* EXERCISE AIM *
What lines in the listing below hold the string "content"? Please copy them out.

* ENTRIES SHOWN *

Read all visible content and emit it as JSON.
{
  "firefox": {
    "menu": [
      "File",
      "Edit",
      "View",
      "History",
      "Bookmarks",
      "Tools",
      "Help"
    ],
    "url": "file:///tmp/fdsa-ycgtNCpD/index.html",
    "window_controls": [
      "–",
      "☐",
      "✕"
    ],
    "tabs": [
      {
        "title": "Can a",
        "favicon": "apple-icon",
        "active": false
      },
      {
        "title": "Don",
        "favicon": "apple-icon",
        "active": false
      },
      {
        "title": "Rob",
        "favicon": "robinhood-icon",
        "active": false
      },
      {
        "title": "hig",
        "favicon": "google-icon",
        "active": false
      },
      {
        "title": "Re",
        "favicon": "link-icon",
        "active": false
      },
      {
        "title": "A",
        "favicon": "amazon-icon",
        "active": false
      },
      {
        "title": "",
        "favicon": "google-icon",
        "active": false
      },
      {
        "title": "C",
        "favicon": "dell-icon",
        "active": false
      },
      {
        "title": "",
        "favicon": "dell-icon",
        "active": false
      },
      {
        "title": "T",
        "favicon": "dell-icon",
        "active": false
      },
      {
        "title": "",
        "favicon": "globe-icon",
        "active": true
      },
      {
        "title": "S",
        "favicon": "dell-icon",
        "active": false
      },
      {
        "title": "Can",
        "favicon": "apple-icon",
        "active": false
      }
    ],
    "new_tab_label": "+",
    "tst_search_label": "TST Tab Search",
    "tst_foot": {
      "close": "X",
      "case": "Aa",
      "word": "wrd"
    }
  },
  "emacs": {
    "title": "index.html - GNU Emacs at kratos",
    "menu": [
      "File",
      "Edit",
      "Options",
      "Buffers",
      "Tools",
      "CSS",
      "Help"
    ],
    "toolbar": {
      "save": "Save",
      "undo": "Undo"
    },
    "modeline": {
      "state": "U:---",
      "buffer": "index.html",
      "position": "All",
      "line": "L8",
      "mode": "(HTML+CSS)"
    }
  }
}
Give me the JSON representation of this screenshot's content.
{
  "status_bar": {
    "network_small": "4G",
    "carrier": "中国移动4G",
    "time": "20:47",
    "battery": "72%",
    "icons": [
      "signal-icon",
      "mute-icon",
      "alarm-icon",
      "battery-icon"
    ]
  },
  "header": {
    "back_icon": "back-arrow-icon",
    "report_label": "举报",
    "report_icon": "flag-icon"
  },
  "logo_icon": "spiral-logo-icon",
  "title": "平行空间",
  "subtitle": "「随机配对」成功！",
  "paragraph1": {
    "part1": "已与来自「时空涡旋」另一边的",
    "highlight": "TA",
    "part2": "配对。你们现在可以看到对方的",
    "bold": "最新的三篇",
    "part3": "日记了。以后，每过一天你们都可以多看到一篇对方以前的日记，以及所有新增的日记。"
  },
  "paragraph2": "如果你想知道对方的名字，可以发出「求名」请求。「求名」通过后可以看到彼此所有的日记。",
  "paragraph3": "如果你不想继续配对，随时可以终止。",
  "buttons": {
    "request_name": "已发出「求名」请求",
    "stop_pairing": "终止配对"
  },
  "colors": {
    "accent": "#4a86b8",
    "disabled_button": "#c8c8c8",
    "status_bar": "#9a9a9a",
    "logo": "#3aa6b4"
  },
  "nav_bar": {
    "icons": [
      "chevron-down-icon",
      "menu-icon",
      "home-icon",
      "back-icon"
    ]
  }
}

* EXERCISE RESULT *
Read all visible content and emit it as JSON.
Give me the JSON representation of this screenshot's content.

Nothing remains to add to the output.